» Record excerpts:

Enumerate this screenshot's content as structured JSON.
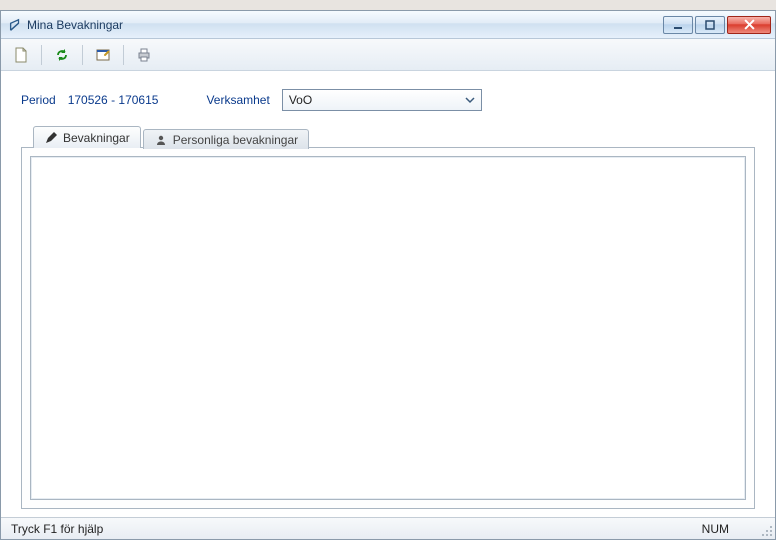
{
  "window": {
    "title": "Mina Bevakningar"
  },
  "toolbar": {
    "new_icon": "new-file-icon",
    "refresh_icon": "refresh-icon",
    "props_icon": "properties-icon",
    "print_icon": "print-icon"
  },
  "filters": {
    "period_label": "Period",
    "period_value": "170526 - 170615",
    "verksamhet_label": "Verksamhet",
    "verksamhet_value": "VoO"
  },
  "tabs": {
    "bevakningar": "Bevakningar",
    "personliga": "Personliga bevakningar"
  },
  "statusbar": {
    "help": "Tryck F1 för hjälp",
    "num": "NUM"
  }
}
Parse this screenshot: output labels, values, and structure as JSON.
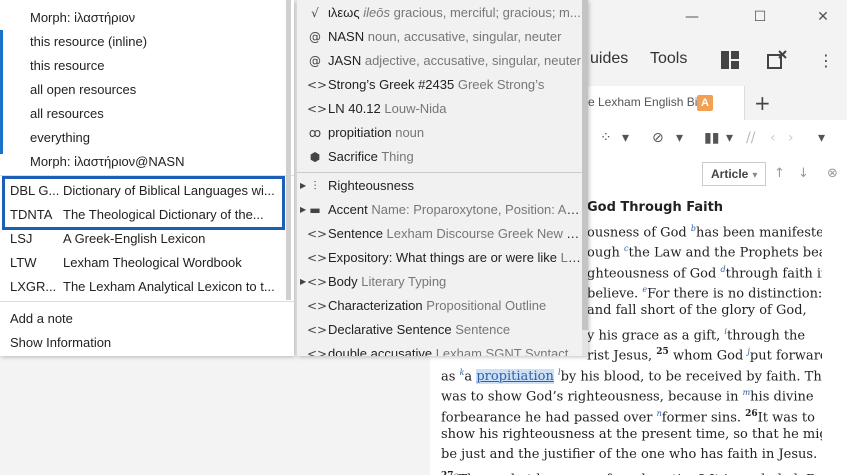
{
  "window": {
    "controls": {
      "minimize": "—",
      "maximize": "☐",
      "close": "✕"
    }
  },
  "toolbar": {
    "guides_label": "uides",
    "tools_label": "Tools",
    "layouts_icon": "layouts-icon",
    "panel_close_icon": "panel-close-icon",
    "more_icon": "more-vertical-icon"
  },
  "tab": {
    "label": "e Lexham English Bible",
    "badge": "A",
    "new_tab": "+"
  },
  "doc_toolbar": {
    "article_label": "Article",
    "article_caret": "▾"
  },
  "document": {
    "heading": "God Through Faith",
    "lines": [
      [
        {
          "t": "ousness of God "
        },
        {
          "f": "b"
        },
        {
          "t": "has been manifested"
        }
      ],
      [
        {
          "t": "ough "
        },
        {
          "f": "c"
        },
        {
          "t": "the Law and the Prophets bear"
        }
      ],
      [
        {
          "t": "ghteousness of God "
        },
        {
          "f": "d"
        },
        {
          "t": "through faith in"
        }
      ],
      [
        {
          "t": " believe. "
        },
        {
          "f": "e"
        },
        {
          "t": "For there is no distinction:"
        }
      ],
      [
        {
          "t": " and fall short of the glory of God,"
        }
      ],
      [
        {
          "t": "y his grace as a gift, "
        },
        {
          "f": "i"
        },
        {
          "t": "through the"
        }
      ],
      [
        {
          "t": "rist Jesus, "
        },
        {
          "v": "25"
        },
        {
          "t": " whom God "
        },
        {
          "f": "j"
        },
        {
          "t": "put forward"
        }
      ],
      [
        {
          "t": "as "
        },
        {
          "f": "k"
        },
        {
          "t": "a "
        },
        {
          "h": "propitiation"
        },
        {
          "t": " "
        },
        {
          "f": "l"
        },
        {
          "t": "by his blood, to be received by faith. This"
        }
      ],
      [
        {
          "t": "was to show God’s righteousness, because in "
        },
        {
          "f": "m"
        },
        {
          "t": "his divine"
        }
      ],
      [
        {
          "t": "forbearance he had passed over "
        },
        {
          "f": "n"
        },
        {
          "t": "former sins. "
        },
        {
          "v": "26"
        },
        {
          "t": "It was to"
        }
      ],
      [
        {
          "t": "show his righteousness at the present time, so that he might"
        }
      ],
      [
        {
          "t": "be just and the justifier of the one who has faith in Jesus."
        }
      ],
      [
        {
          "v": "27"
        },
        {
          "f": "o"
        },
        {
          "t": "Then, what becomes of our boasting? It is excluded. By"
        }
      ]
    ]
  },
  "menu1": {
    "search_items": [
      "Morph: ἱλαστήριον",
      "this resource (inline)",
      "this resource",
      "all open resources",
      "all resources",
      "everything",
      "Morph: ἱλαστήριον@NASN"
    ],
    "resources": [
      {
        "abbr": "DBL G...",
        "name": "Dictionary of Biblical Languages wi..."
      },
      {
        "abbr": "TDNTA",
        "name": "The Theological Dictionary of the..."
      },
      {
        "abbr": "LSJ",
        "name": "A Greek-English Lexicon"
      },
      {
        "abbr": "LTW",
        "name": "Lexham Theological Wordbook"
      },
      {
        "abbr": "LXGR...",
        "name": "The Lexham Analytical Lexicon to t..."
      }
    ],
    "actions": [
      "Add a note",
      "Show Information"
    ]
  },
  "menu2": {
    "items": [
      {
        "icon": "√",
        "icon_name": "root-icon",
        "arrow": false,
        "pri": "ιλεως",
        "it": "ileōs",
        "sec": " gracious, merciful; gracious; m..."
      },
      {
        "icon": "@",
        "icon_name": "morph-icon",
        "arrow": false,
        "pri": "NASN",
        "sec": " noun, accusative, singular, neuter"
      },
      {
        "icon": "@",
        "icon_name": "morph-icon",
        "arrow": false,
        "pri": "JASN",
        "sec": " adjective, accusative, singular, neuter"
      },
      {
        "icon": "<>",
        "icon_name": "reference-icon",
        "arrow": false,
        "pri": "Strong’s Greek #2435",
        "sec": " Greek Strong’s"
      },
      {
        "icon": "<>",
        "icon_name": "reference-icon",
        "arrow": false,
        "pri": "LN 40.12",
        "sec": " Louw-Nida"
      },
      {
        "icon": "ꝏ",
        "icon_name": "sense-icon",
        "arrow": false,
        "pri": "propitiation",
        "sec": " noun"
      },
      {
        "icon": "⬢",
        "icon_name": "thing-icon",
        "arrow": false,
        "pri": "Sacrifice",
        "sec": " Thing"
      },
      {
        "icon": "⫶",
        "icon_name": "pillar-icon",
        "arrow": true,
        "pri": "Righteousness",
        "sec": ""
      },
      {
        "icon": "▬",
        "icon_name": "tag-icon",
        "arrow": true,
        "pri": "Accent",
        "sec": " Name: Proparoxytone, Position: An..."
      },
      {
        "icon": "<>",
        "icon_name": "reference-icon",
        "arrow": false,
        "pri": "Sentence",
        "sec": " Lexham Discourse Greek New Te..."
      },
      {
        "icon": "<>",
        "icon_name": "reference-icon",
        "arrow": false,
        "pri": "Expository: What things are or were like",
        "sec": " Lo..."
      },
      {
        "icon": "<>",
        "icon_name": "reference-icon",
        "arrow": true,
        "pri": "Body",
        "sec": " Literary Typing"
      },
      {
        "icon": "<>",
        "icon_name": "reference-icon",
        "arrow": false,
        "pri": "Characterization",
        "sec": " Propositional Outline"
      },
      {
        "icon": "<>",
        "icon_name": "reference-icon",
        "arrow": false,
        "pri": "Declarative Sentence",
        "sec": " Sentence"
      },
      {
        "icon": "<>",
        "icon_name": "reference-icon",
        "arrow": false,
        "pri": "double accusative",
        "sec": " Lexham SGNT Syntactic..."
      }
    ]
  }
}
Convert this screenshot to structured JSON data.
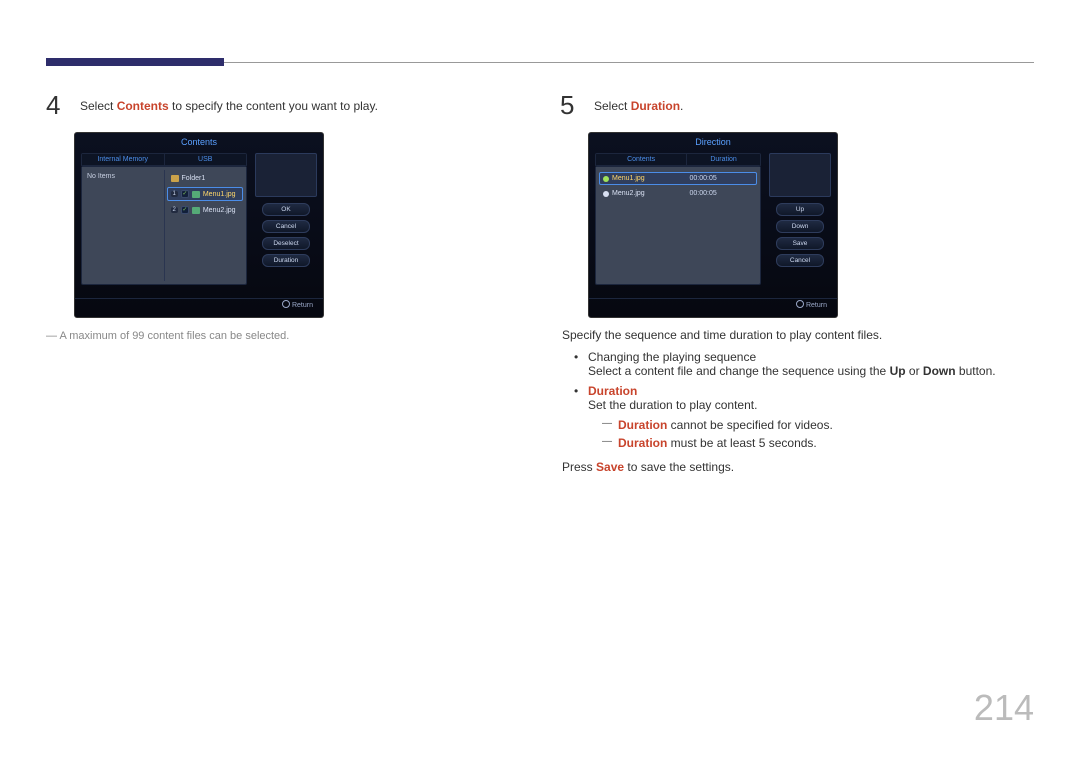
{
  "page_number": "214",
  "step4": {
    "num": "4",
    "pre": "Select ",
    "key": "Contents",
    "post": " to specify the content you want to play."
  },
  "step5": {
    "num": "5",
    "pre": "Select ",
    "key": "Duration",
    "post": "."
  },
  "left_note": "A maximum of 99 content files can be selected.",
  "right_intro": "Specify the sequence and time duration to play content files.",
  "seq_title": "Changing the playing sequence",
  "seq_line_pre": "Select a content file and change the sequence using the ",
  "seq_up": "Up",
  "seq_or": " or ",
  "seq_down": "Down",
  "seq_line_post": " button.",
  "dur_title": "Duration",
  "dur_line": "Set the duration to play content.",
  "dur_sub1_key": "Duration",
  "dur_sub1_post": " cannot be specified for videos.",
  "dur_sub2_key": "Duration",
  "dur_sub2_post": " must be at least 5 seconds.",
  "save_pre": "Press ",
  "save_key": "Save",
  "save_post": " to save the settings.",
  "device_left": {
    "title": "Contents",
    "col1": "Internal Memory",
    "col2": "USB",
    "noitems": "No Items",
    "folder": "Folder1",
    "row1_num": "1",
    "row1_file": "Menu1.jpg",
    "row2_num": "2",
    "row2_file": "Menu2.jpg",
    "btn_ok": "OK",
    "btn_cancel": "Cancel",
    "btn_deselect": "Deselect",
    "btn_duration": "Duration",
    "return": "Return"
  },
  "device_right": {
    "title": "Direction",
    "col1": "Contents",
    "col2": "Duration",
    "row1_file": "Menu1.jpg",
    "row1_time": "00:00:05",
    "row2_file": "Menu2.jpg",
    "row2_time": "00:00:05",
    "btn_up": "Up",
    "btn_down": "Down",
    "btn_save": "Save",
    "btn_cancel": "Cancel",
    "return": "Return"
  }
}
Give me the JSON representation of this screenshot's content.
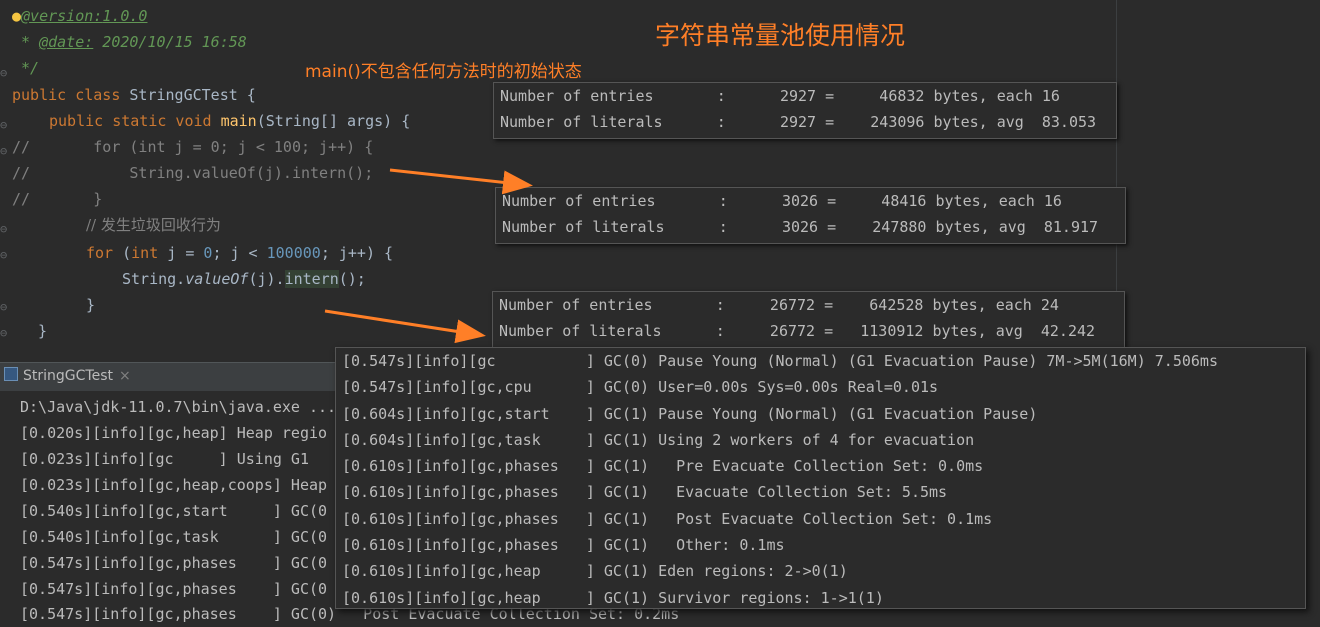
{
  "annotations": {
    "title": "字符串常量池使用情况",
    "subtitle": "main()不包含任何方法时的初始状态"
  },
  "editor": {
    "lines": [
      {
        "indent": " ",
        "pre": "",
        "tag": "@version:",
        "post": "1.0.0"
      },
      {
        "indent": " ",
        "pre": "* ",
        "tag": "@date:",
        "post": " 2020/10/15 16:58"
      },
      {
        "text": " */"
      }
    ],
    "class_kw": "public class ",
    "class_name": "StringGCTest {",
    "main_kw": "public static void ",
    "main_name": "main",
    "main_args": "(String[] args) {",
    "commented": [
      "//       for (int j = 0; j < 100; j++) {",
      "//           String.valueOf(j).intern();",
      "//       }"
    ],
    "comment_cn": "// 发生垃圾回收行为",
    "for_kw1": "for",
    "for_open": " (",
    "for_kw2": "int",
    "for_mid1": " j = ",
    "for_zero": "0",
    "for_mid2": "; j < ",
    "for_max": "100000",
    "for_end": "; j++) {",
    "call_pre": "String.",
    "call_method": "valueOf",
    "call_mid": "(j).",
    "call_intern": "intern",
    "call_end": "();",
    "close_inner": "}",
    "close_outer": "}"
  },
  "stats_box_1": [
    "Number of entries       :      2927 =     46832 bytes, each 16",
    "Number of literals      :      2927 =    243096 bytes, avg  83.053"
  ],
  "stats_box_2": [
    "Number of entries       :      3026 =     48416 bytes, each 16",
    "Number of literals      :      3026 =    247880 bytes, avg  81.917"
  ],
  "stats_box_3": [
    "Number of entries       :     26772 =    642528 bytes, each 24",
    "Number of literals      :     26772 =   1130912 bytes, avg  42.242"
  ],
  "console_tab": {
    "label": "StringGCTest",
    "close": "×"
  },
  "console_lines": [
    "D:\\Java\\jdk-11.0.7\\bin\\java.exe ...",
    "[0.020s][info][gc,heap] Heap regio",
    "[0.023s][info][gc     ] Using G1",
    "[0.023s][info][gc,heap,coops] Heap",
    "[0.540s][info][gc,start     ] GC(0",
    "[0.540s][info][gc,task      ] GC(0",
    "[0.547s][info][gc,phases    ] GC(0",
    "[0.547s][info][gc,phases    ] GC(0",
    "[0.547s][info][gc,phases    ] GC(0)   Post Evacuate Collection Set: 0.2ms"
  ],
  "gc_popup_lines": [
    "[0.547s][info][gc          ] GC(0) Pause Young (Normal) (G1 Evacuation Pause) 7M->5M(16M) 7.506ms",
    "[0.547s][info][gc,cpu      ] GC(0) User=0.00s Sys=0.00s Real=0.01s",
    "[0.604s][info][gc,start    ] GC(1) Pause Young (Normal) (G1 Evacuation Pause)",
    "[0.604s][info][gc,task     ] GC(1) Using 2 workers of 4 for evacuation",
    "[0.610s][info][gc,phases   ] GC(1)   Pre Evacuate Collection Set: 0.0ms",
    "[0.610s][info][gc,phases   ] GC(1)   Evacuate Collection Set: 5.5ms",
    "[0.610s][info][gc,phases   ] GC(1)   Post Evacuate Collection Set: 0.1ms",
    "[0.610s][info][gc,phases   ] GC(1)   Other: 0.1ms",
    "[0.610s][info][gc,heap     ] GC(1) Eden regions: 2->0(1)",
    "[0.610s][info][gc,heap     ] GC(1) Survivor regions: 1->1(1)"
  ],
  "colors": {
    "annotation": "#ff7f27",
    "keyword": "#cc7832",
    "method": "#ffc66d",
    "number": "#6897bb",
    "comment": "#808080",
    "doc": "#629755"
  },
  "icons": {
    "bulb": "lightbulb-icon",
    "fold": "fold-marker-icon",
    "tab": "run-console-icon"
  }
}
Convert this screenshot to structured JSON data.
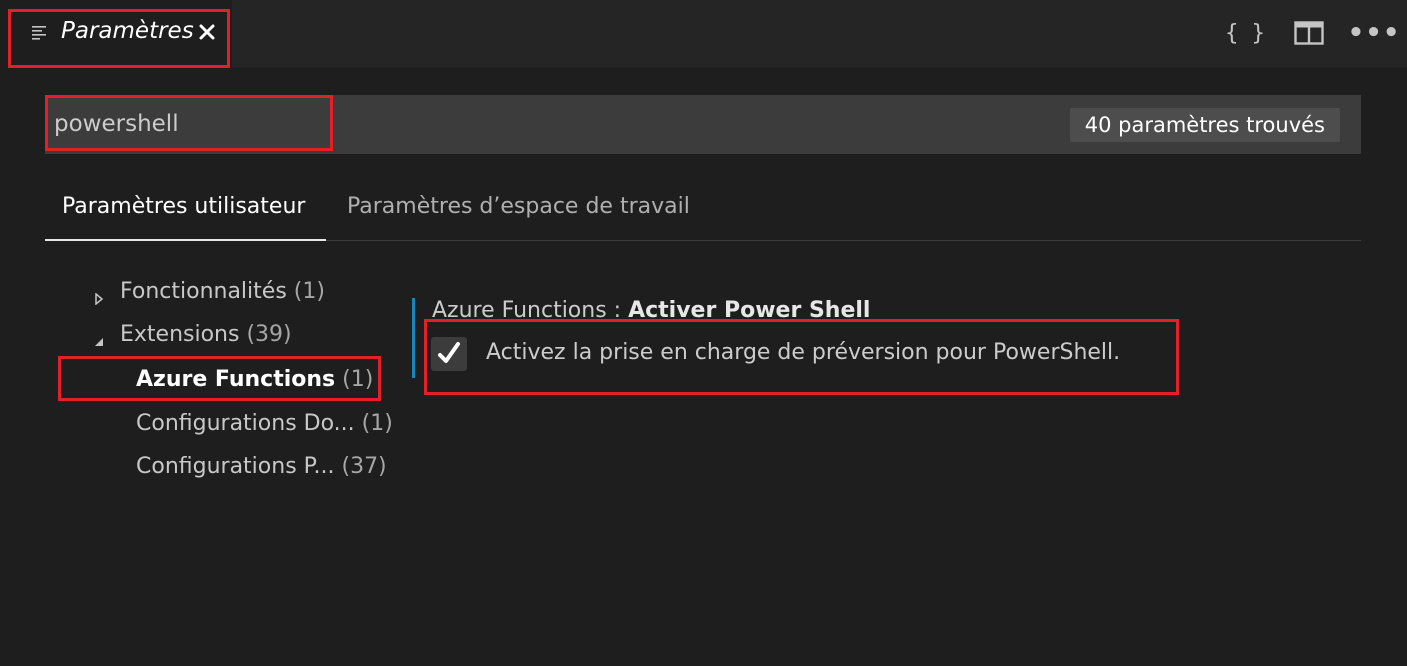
{
  "tab": {
    "label": "Paramètres",
    "icon": "settings-list-icon",
    "close_icon": "close-icon"
  },
  "actions": [
    {
      "name": "open-json-icon",
      "glyph": "{ }"
    },
    {
      "name": "split-editor-icon",
      "glyph": ""
    },
    {
      "name": "more-actions-icon",
      "glyph": "•••"
    }
  ],
  "search": {
    "value": "powershell",
    "result_count": "40 paramètres trouvés"
  },
  "scope_tabs": {
    "user": "Paramètres utilisateur",
    "workspace": "Paramètres d’espace de travail"
  },
  "toc": [
    {
      "label": "Fonctionnalités",
      "count": "(1)",
      "expanded": false
    },
    {
      "label": "Extensions",
      "count": "(39)",
      "expanded": true
    },
    {
      "label": "Azure Functions",
      "count": "(1)",
      "selected": true
    },
    {
      "label": "Configurations Do...",
      "count": "(1)"
    },
    {
      "label": "Configurations P...",
      "count": "(37)"
    }
  ],
  "setting": {
    "category": "Azure Functions : ",
    "name": "Activer Power Shell",
    "description": "Activez la prise en charge de préversion pour PowerShell.",
    "checked": true
  },
  "colors": {
    "highlight": "#e32027",
    "modified_bar": "#1a85b8",
    "background": "#1e1e1e"
  }
}
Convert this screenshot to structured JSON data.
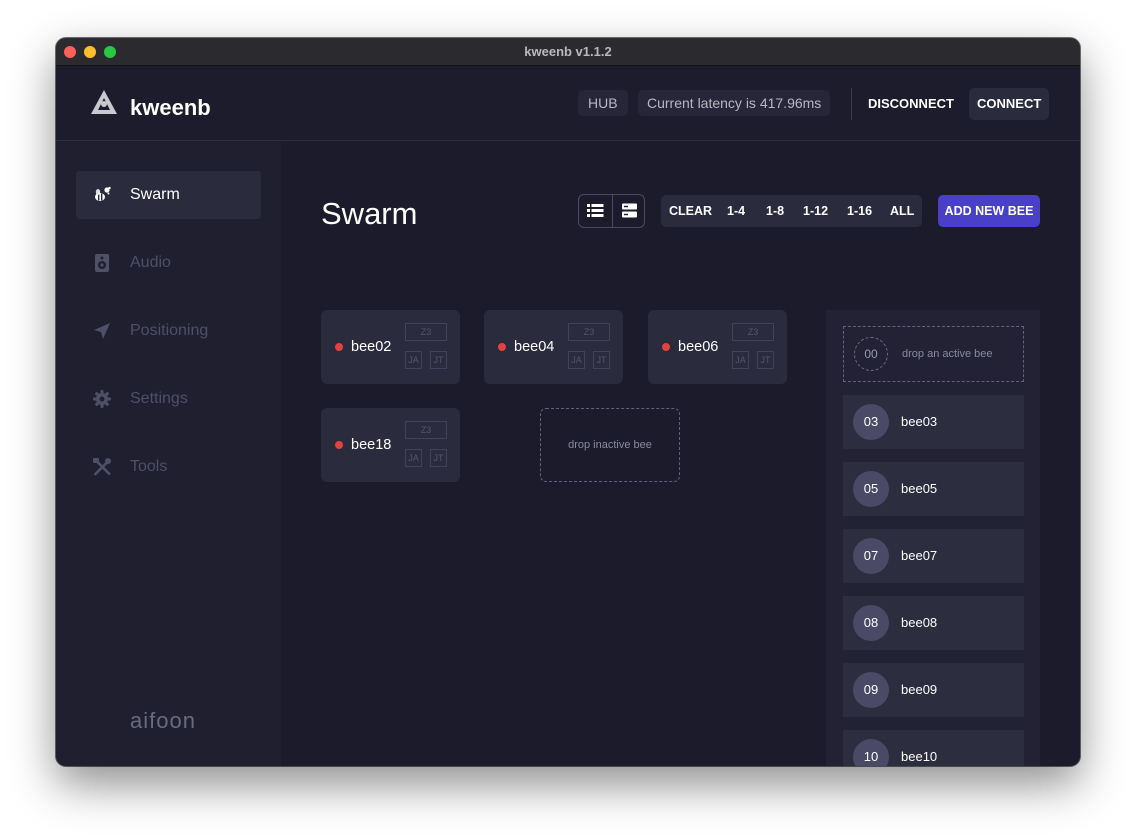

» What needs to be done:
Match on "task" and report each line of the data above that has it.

» Exercise solution:
    "[0.540s][info][gc,task      ] GC(0",
    "[0.604s][info][gc,task     ] GC(1) Using 2 workers of 4 for evacuation",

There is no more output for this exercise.